Trolling: What Does it Say About Us?
“Be kind, for everyone you meet is fighting a harder battle." - Plato
A client of mine introduced me to the above quote and I thought about Brenda Leyland, the 63 year old woman who had been publicly confronted on television by Sky News reporter Martin Brunt for repeatedly tweeting false accusations about Gerry and Kate McCann, implicating them in the death of their daughter, Madeleine. Three days later she committed suicide, alone in an hotel room.
Compassion or just simple kindness was missing both from Sky News reporting when they 'outed' her on live TV and from Brenda Leyland with her relentless accusatory tweeting to bereaved parents.
Aaron Balick in his blog Sadism on the internet: What does it say about us? writes about the dynamics of trolling and of the dark and destructive side that can be encouraged to emerge by the anonymity of the internet. An important point he makes is that none of us are free from dark impulses and our enjoyment of the shaming exposure of someone on live TV is not kind nor without consequences. Clearly someone who spends hours trolling is lacking both compassion and mental health.

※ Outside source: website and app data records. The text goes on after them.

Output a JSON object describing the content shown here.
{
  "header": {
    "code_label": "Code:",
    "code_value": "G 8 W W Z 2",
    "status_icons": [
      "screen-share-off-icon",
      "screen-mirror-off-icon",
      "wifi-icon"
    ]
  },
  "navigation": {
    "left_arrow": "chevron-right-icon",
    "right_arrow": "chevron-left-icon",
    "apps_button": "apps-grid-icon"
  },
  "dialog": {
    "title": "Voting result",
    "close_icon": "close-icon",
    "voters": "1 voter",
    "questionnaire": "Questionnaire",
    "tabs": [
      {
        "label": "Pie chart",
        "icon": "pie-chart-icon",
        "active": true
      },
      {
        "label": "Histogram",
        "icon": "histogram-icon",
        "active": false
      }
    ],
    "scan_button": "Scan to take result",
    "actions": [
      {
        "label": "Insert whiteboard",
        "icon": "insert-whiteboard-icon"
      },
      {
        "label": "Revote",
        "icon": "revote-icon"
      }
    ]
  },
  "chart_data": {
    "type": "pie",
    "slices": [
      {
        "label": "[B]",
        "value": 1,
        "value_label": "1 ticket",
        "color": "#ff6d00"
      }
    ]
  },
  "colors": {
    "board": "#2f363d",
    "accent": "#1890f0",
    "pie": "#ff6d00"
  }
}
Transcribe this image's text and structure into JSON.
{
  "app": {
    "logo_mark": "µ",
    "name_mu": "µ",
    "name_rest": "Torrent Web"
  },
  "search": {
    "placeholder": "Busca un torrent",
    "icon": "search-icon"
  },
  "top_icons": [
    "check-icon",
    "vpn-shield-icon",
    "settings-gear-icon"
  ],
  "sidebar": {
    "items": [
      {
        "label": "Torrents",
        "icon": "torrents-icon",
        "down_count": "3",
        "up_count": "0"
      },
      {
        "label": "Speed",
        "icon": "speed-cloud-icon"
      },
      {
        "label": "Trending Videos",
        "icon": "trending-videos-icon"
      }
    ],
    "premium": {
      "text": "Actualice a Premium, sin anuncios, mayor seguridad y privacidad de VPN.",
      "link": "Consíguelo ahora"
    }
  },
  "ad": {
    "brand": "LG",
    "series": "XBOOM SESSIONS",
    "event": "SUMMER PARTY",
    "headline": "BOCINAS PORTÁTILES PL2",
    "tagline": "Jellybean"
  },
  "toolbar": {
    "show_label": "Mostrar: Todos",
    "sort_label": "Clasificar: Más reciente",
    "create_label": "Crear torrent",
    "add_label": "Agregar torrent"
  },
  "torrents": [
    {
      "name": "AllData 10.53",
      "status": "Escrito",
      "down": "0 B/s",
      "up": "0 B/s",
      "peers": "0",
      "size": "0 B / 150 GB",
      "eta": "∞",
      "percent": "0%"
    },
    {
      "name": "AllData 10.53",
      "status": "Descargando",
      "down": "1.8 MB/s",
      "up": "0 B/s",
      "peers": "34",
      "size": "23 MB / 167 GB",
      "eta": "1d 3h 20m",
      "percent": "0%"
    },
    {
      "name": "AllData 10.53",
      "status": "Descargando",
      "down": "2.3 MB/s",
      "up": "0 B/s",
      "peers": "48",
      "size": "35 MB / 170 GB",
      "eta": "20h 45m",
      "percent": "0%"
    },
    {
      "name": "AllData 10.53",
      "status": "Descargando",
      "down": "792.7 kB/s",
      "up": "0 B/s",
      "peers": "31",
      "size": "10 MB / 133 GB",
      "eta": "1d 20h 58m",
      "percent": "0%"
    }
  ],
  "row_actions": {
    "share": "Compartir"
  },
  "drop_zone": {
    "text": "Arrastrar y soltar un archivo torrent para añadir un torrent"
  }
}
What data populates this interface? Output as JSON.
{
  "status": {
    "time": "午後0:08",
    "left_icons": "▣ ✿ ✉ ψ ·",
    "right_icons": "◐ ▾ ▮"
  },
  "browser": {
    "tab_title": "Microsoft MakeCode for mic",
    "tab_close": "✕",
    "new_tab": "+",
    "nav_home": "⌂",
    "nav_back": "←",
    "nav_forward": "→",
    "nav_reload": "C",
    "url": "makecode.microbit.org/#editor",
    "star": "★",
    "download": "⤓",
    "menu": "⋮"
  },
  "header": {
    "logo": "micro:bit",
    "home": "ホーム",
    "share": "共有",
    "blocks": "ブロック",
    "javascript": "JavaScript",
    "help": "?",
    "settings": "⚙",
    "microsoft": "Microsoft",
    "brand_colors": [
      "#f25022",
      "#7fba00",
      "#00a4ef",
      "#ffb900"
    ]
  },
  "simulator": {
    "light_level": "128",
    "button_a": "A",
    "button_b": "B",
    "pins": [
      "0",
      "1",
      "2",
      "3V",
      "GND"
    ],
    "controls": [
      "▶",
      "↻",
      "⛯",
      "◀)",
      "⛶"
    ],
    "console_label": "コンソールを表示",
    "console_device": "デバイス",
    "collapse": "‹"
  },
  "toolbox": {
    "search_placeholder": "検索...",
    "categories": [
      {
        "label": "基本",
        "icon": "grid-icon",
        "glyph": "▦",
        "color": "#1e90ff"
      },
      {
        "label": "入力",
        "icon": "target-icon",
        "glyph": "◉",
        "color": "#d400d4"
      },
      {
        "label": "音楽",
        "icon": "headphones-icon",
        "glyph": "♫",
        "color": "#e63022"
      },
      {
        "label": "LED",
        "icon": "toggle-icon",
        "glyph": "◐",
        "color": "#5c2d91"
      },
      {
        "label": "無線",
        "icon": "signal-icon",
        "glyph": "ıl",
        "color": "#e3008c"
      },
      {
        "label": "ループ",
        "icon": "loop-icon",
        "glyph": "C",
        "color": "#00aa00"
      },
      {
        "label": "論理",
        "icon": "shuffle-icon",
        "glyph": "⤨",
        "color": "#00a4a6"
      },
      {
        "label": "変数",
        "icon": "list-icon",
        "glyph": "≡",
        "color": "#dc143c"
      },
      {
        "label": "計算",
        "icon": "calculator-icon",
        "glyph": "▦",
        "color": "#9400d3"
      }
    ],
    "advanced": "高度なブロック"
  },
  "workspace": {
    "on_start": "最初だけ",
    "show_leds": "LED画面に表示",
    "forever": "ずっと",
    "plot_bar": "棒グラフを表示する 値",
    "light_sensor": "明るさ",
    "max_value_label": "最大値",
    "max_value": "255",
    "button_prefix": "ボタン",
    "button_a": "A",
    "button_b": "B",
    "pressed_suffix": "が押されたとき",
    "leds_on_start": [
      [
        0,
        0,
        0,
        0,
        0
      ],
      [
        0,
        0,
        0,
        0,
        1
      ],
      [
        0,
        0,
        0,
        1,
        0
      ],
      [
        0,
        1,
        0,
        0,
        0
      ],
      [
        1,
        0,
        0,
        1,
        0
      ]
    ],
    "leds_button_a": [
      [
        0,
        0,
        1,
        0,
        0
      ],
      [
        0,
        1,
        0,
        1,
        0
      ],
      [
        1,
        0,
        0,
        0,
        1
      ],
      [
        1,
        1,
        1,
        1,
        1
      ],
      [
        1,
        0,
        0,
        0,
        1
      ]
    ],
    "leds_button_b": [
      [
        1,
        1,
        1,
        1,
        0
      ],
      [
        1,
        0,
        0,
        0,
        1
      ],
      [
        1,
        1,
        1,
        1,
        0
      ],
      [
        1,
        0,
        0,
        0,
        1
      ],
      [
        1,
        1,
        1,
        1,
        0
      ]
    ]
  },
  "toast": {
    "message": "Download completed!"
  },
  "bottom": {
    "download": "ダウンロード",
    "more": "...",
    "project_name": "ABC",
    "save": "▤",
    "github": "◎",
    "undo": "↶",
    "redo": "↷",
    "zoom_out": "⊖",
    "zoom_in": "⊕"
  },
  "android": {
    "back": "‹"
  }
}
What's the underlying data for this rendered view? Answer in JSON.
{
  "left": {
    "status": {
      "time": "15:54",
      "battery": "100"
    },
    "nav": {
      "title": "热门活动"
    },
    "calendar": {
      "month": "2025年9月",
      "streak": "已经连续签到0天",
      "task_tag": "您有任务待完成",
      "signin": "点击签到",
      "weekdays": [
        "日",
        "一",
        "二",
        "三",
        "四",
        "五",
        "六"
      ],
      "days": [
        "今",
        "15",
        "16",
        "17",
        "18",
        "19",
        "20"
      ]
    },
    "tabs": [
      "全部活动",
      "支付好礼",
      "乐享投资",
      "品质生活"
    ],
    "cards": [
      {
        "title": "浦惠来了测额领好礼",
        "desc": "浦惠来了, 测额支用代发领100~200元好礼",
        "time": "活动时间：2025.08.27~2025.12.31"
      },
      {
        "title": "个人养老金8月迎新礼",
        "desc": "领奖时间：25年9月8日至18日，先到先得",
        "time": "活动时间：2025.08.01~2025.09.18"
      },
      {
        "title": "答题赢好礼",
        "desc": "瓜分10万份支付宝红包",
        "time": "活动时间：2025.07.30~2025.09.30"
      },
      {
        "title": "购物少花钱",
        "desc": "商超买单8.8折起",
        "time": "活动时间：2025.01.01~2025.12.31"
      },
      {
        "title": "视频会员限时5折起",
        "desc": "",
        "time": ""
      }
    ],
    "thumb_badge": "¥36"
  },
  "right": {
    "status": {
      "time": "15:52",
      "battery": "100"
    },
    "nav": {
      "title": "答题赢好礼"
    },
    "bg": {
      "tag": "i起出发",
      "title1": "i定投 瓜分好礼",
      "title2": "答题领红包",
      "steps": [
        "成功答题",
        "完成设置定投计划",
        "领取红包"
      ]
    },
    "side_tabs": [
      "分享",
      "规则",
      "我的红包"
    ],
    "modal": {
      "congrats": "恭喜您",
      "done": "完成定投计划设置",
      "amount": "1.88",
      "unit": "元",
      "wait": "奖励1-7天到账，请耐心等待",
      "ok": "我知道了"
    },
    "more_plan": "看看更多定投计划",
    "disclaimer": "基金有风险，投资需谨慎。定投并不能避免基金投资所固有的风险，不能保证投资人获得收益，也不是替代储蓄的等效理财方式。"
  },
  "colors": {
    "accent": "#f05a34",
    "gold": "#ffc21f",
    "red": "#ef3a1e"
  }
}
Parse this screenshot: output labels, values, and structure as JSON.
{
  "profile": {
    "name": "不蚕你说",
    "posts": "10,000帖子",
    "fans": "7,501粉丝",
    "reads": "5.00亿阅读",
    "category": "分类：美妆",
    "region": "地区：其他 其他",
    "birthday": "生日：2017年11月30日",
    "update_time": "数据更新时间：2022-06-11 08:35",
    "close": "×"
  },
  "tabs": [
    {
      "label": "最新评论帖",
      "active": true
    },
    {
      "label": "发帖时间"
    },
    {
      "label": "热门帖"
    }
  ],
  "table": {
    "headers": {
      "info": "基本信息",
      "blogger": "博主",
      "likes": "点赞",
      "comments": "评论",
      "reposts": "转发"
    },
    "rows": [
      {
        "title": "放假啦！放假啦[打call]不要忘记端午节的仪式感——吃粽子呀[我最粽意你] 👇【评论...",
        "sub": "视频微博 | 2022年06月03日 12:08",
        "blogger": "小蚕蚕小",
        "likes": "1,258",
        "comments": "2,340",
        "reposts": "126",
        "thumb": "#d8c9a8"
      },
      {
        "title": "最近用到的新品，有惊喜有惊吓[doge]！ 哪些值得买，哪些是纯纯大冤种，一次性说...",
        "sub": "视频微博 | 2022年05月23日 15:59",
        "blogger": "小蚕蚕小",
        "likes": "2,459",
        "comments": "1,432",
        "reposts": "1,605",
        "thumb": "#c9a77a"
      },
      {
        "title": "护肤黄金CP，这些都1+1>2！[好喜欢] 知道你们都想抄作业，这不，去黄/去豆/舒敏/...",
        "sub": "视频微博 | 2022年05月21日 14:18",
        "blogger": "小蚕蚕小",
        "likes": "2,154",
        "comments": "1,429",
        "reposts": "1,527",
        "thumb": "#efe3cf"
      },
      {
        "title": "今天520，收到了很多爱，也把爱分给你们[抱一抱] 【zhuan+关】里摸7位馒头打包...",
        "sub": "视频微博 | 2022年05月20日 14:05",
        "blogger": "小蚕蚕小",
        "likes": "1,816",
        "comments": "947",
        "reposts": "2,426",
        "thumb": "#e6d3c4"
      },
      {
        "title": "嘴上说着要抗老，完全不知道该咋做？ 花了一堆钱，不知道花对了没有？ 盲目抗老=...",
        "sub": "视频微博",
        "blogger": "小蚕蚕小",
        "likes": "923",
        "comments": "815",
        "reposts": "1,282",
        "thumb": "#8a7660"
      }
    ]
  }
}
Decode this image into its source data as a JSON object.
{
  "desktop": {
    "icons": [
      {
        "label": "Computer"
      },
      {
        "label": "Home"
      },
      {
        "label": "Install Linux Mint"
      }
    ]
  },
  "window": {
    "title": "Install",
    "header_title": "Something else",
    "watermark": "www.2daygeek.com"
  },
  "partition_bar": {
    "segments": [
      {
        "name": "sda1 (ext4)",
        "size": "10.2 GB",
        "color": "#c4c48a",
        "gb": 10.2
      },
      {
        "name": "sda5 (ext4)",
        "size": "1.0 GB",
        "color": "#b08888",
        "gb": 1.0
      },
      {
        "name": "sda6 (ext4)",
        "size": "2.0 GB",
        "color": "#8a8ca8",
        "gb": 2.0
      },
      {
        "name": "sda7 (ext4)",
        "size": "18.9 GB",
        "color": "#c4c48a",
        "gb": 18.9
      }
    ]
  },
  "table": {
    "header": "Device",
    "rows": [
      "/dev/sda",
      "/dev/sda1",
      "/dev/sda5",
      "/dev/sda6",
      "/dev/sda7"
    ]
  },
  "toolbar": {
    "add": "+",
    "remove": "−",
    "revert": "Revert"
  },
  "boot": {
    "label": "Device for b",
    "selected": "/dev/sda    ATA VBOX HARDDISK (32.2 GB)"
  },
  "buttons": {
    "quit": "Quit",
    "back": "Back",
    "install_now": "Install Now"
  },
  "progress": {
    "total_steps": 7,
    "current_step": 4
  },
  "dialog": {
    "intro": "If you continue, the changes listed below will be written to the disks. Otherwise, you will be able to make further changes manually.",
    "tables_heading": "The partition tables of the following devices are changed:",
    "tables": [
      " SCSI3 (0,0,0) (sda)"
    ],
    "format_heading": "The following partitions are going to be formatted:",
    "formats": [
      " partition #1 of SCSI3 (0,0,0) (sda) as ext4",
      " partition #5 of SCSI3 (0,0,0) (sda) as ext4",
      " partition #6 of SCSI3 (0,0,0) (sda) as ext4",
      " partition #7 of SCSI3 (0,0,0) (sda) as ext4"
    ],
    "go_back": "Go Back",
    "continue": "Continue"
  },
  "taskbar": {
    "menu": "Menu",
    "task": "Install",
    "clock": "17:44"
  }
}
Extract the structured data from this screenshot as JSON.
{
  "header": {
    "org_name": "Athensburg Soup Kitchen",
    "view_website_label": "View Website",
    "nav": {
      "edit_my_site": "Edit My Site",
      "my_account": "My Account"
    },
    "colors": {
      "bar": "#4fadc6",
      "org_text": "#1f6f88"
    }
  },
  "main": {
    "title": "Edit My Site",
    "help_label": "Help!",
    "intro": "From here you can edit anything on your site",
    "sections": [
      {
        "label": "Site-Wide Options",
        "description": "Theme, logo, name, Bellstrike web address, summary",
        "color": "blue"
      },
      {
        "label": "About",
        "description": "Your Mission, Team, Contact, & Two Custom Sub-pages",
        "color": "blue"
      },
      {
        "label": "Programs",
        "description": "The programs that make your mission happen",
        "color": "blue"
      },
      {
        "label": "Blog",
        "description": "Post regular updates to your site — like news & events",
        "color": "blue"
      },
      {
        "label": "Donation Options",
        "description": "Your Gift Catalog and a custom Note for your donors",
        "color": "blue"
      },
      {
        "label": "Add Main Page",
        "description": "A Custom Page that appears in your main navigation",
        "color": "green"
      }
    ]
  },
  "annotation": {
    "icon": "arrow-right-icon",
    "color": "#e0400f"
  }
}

However, we as observers have our own sadistic parts, which are pulled into this drama. Until she committed suicide, we could enjoy the exposure of Ms. Leyland and her cruel behavior and in doing so forget that she had feelings too. We're exposed to an enormous number of scandals and public shamings through the media. Politicians and sex scandals, doctors who damage or kill patients, teachers who seduce students, vicars who run off with parishioners: these people aren't just shamed in front of their colleagues, family and friends, which might be painful but appropriate, but they are shamed in front of the nation in something akin to a crucifixion.
The element that's normally lacking in public exposure is any sense of concern for the person exposed or their families. Attempts to understand the whole person and their situation can be mocked as 'wishy-washy' liberalism. Indeed such understanding can be denigrated as 'excusing'.
I'm sure that to be at the receiving end of public shaming in the press must be devastating for the accused and their family, but l wonder what it does to the rest of us who witness or read about their humiliation and disgrace? What do we feel? Sometimes there is of course compassion and for others perhaps a sense of just deserts. But we wouldn't be honest if we didn't own up to some enjoyment at another's downfall.
The Norwegians have a saying that one's own success is good but another's failure is equally delightful. People who are richer or more successful can make us feel envious and public shaming can mask this envy. It's perhaps no co-incidence that Sky News chose to expose as a 'troll' a woman from a very pretty village who was getting into a very nice car. They admitted she wasn't the worst offender. Would we have felt the same if they had 'outed' a sorry looking individual who was obviously struggling?
The advent and extensive use of the camera has profoundly altered our sense of self and the other. We see ourselves increasingly through the eye of the lens. The camera shows the objective surface, but it is easy to confuse this with the subjective experience which the camera, website or newspaper cannot know. We should not confuse our 'seeing' with a real knowledge of another. We can think we know who they are, but there is no meaningful relationship.
Someone like Brenda Leyland or the disgraced politician is objectified in the media and to objectify is to ultimately dehumanise. I often see people in my consulting room who feel tortured by an indefinable sense of badness and shame, which they find hard to identify or explain. They feel undeserving of good fortune and often inhabit internal worlds that are cruel and without compassion for the self.
I don't believe that the press creates the pathology but if the prevailing culture is persecutory, condemning without mercy or understanding, it becomes more difficult to sustain robust mental health and a positive sense of self. If we enjoy the exposure of others too excessively, is it possible we are limiting our own potential for happiness and success?